%%
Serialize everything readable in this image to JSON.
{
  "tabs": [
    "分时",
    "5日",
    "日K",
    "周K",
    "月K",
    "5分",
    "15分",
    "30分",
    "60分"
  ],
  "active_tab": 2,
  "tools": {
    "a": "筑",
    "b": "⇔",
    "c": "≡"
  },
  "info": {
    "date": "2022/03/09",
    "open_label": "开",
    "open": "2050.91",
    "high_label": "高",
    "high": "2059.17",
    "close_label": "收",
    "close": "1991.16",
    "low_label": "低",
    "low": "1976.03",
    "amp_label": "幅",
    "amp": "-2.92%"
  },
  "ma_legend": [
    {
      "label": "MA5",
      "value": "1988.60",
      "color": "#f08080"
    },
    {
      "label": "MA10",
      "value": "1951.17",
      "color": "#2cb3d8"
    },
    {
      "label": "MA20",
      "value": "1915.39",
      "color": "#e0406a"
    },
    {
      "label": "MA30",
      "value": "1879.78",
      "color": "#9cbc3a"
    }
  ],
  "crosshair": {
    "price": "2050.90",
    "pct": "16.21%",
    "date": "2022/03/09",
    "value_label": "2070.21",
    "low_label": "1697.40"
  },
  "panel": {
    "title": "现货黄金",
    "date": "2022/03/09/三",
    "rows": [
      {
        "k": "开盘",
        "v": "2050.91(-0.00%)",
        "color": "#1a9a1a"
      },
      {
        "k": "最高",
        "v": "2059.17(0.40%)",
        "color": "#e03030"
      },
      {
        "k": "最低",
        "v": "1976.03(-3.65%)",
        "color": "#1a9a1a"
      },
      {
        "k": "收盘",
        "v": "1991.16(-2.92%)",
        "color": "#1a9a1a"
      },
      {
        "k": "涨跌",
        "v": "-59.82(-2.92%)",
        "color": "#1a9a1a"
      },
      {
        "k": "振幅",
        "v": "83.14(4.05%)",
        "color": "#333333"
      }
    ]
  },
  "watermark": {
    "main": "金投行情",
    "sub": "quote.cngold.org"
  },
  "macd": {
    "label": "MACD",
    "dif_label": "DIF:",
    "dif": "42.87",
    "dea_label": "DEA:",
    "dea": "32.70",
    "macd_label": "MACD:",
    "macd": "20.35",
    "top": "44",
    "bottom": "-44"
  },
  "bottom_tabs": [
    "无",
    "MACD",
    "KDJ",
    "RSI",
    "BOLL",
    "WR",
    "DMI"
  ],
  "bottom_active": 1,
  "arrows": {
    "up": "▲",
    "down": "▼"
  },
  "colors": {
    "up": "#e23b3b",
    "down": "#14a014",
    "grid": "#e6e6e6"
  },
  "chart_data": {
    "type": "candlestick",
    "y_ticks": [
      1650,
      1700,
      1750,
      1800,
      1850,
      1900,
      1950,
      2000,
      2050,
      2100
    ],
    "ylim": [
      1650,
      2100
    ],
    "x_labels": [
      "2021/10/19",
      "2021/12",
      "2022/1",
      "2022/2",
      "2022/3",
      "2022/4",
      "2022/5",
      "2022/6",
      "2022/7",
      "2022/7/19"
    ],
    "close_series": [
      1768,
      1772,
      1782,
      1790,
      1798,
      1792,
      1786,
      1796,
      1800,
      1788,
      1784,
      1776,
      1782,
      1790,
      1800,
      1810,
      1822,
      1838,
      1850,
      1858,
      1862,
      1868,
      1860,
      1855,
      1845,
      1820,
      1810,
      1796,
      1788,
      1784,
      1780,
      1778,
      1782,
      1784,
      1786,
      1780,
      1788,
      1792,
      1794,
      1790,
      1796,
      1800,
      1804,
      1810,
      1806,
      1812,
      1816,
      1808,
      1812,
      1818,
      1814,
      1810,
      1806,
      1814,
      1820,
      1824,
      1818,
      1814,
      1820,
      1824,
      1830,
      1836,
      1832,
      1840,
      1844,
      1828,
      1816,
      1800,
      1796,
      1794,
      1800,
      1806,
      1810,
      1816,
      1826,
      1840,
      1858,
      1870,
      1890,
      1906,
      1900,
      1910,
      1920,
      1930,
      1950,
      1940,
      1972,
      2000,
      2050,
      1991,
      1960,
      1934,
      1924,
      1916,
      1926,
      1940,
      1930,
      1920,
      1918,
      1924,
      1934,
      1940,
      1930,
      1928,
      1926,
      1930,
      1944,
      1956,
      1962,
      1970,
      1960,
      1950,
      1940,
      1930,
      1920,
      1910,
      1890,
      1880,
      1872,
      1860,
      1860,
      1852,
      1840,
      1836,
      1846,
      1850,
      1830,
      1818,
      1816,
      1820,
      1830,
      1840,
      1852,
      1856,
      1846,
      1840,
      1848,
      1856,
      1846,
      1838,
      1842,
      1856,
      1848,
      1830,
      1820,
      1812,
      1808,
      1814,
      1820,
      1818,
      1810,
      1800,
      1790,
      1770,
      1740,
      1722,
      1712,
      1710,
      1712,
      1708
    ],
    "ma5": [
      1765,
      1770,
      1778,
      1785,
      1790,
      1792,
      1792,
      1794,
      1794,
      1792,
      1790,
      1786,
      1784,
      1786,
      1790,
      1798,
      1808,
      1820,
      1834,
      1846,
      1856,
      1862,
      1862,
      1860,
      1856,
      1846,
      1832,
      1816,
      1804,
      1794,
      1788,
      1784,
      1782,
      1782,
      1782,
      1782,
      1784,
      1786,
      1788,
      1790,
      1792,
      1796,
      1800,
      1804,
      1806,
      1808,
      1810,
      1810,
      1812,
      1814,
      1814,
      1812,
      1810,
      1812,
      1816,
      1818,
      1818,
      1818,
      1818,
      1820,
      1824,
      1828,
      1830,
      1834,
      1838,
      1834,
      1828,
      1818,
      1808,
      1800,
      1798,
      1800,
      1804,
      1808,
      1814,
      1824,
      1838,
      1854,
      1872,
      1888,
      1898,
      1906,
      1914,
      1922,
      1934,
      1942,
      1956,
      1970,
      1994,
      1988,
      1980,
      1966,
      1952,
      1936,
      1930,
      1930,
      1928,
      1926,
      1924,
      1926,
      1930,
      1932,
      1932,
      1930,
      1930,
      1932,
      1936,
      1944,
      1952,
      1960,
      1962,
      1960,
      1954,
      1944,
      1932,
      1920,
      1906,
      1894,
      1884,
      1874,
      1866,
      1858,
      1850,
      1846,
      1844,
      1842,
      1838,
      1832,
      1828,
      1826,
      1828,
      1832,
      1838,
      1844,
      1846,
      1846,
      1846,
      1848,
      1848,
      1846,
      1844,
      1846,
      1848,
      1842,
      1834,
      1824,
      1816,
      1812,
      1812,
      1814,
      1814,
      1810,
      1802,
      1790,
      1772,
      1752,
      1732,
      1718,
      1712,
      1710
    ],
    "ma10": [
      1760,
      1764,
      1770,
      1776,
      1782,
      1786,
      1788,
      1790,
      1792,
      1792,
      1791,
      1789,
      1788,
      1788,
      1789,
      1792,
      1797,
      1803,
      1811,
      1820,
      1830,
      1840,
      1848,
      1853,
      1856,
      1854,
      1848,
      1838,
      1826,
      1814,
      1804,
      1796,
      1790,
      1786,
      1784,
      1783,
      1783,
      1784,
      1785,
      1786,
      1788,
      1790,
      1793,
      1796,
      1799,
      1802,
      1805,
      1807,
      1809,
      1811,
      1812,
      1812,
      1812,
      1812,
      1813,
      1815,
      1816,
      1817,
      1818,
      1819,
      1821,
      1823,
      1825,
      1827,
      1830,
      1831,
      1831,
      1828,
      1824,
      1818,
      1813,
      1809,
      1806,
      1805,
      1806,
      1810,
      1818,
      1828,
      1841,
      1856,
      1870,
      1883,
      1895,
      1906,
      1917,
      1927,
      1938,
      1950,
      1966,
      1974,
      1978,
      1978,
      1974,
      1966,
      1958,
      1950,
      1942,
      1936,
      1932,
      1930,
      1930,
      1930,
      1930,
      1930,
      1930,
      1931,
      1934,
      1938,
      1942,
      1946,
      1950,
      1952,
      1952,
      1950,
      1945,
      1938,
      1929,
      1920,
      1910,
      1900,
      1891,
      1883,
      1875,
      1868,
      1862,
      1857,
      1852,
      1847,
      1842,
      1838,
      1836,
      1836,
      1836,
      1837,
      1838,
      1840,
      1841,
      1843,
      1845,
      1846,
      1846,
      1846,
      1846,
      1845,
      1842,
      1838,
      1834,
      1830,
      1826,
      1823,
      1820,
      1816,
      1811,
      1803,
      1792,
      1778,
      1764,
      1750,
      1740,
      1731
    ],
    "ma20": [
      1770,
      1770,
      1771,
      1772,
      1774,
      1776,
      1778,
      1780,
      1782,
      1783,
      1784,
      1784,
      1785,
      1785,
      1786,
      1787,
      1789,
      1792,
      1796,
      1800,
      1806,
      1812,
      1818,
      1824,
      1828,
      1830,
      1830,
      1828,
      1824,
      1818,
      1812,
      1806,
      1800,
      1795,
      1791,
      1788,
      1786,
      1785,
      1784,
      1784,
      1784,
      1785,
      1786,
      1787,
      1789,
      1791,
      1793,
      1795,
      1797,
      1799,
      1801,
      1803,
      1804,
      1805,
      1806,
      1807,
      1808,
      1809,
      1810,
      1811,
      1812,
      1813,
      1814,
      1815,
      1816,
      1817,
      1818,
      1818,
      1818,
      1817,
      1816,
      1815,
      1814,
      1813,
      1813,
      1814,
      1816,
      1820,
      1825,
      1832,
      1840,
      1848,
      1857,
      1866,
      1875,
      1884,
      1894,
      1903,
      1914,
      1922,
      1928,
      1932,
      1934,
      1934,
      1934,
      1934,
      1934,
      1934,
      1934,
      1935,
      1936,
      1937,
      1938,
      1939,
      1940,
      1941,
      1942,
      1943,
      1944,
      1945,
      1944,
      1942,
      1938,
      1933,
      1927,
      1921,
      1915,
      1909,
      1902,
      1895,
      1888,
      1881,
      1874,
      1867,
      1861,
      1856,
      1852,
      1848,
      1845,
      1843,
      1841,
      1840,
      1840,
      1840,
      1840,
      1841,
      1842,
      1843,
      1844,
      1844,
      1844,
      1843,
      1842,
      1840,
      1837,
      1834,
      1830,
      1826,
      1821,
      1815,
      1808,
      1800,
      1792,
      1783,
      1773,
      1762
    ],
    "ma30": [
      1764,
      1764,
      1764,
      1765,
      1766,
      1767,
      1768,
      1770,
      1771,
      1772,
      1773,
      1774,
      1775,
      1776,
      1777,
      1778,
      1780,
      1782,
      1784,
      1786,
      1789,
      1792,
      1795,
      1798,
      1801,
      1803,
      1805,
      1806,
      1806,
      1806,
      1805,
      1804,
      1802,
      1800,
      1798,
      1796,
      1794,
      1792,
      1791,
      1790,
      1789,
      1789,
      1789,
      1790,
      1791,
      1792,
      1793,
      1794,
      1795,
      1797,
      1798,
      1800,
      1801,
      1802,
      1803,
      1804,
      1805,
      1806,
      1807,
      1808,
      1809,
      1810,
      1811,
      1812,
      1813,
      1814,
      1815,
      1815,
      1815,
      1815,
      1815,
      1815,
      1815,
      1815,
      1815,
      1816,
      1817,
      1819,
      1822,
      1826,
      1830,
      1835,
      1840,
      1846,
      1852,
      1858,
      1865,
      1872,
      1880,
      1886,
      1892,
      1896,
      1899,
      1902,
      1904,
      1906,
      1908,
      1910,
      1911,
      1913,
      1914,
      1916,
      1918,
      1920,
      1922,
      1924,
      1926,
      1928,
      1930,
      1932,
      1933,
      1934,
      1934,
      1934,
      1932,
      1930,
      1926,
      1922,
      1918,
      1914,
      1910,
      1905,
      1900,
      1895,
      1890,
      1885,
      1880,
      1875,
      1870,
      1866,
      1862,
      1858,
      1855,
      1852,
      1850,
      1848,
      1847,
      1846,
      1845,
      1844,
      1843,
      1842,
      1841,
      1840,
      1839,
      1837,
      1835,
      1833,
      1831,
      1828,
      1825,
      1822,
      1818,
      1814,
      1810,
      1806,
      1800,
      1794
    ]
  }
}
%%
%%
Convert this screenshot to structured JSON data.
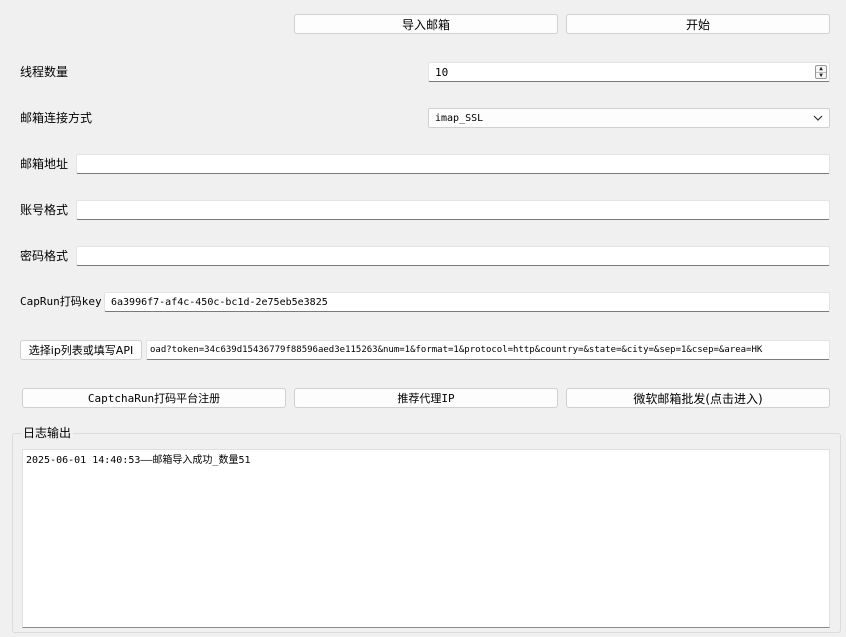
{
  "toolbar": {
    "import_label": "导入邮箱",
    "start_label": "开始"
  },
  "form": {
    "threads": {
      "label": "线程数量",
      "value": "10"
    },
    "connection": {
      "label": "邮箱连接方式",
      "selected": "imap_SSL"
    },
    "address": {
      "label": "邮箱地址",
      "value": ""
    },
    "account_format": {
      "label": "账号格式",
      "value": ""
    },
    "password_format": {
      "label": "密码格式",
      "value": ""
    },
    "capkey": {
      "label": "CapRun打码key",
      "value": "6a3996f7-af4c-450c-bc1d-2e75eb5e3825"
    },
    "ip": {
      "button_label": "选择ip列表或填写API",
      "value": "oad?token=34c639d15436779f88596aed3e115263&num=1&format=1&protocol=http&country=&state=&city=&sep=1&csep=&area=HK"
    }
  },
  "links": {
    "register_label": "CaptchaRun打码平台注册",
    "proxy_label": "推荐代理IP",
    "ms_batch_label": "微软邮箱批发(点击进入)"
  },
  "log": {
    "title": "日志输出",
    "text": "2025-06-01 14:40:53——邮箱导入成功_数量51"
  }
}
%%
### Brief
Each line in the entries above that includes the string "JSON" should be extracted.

### Task solution
Serialize everything readable in this image to JSON.
Convert this screenshot to structured JSON data.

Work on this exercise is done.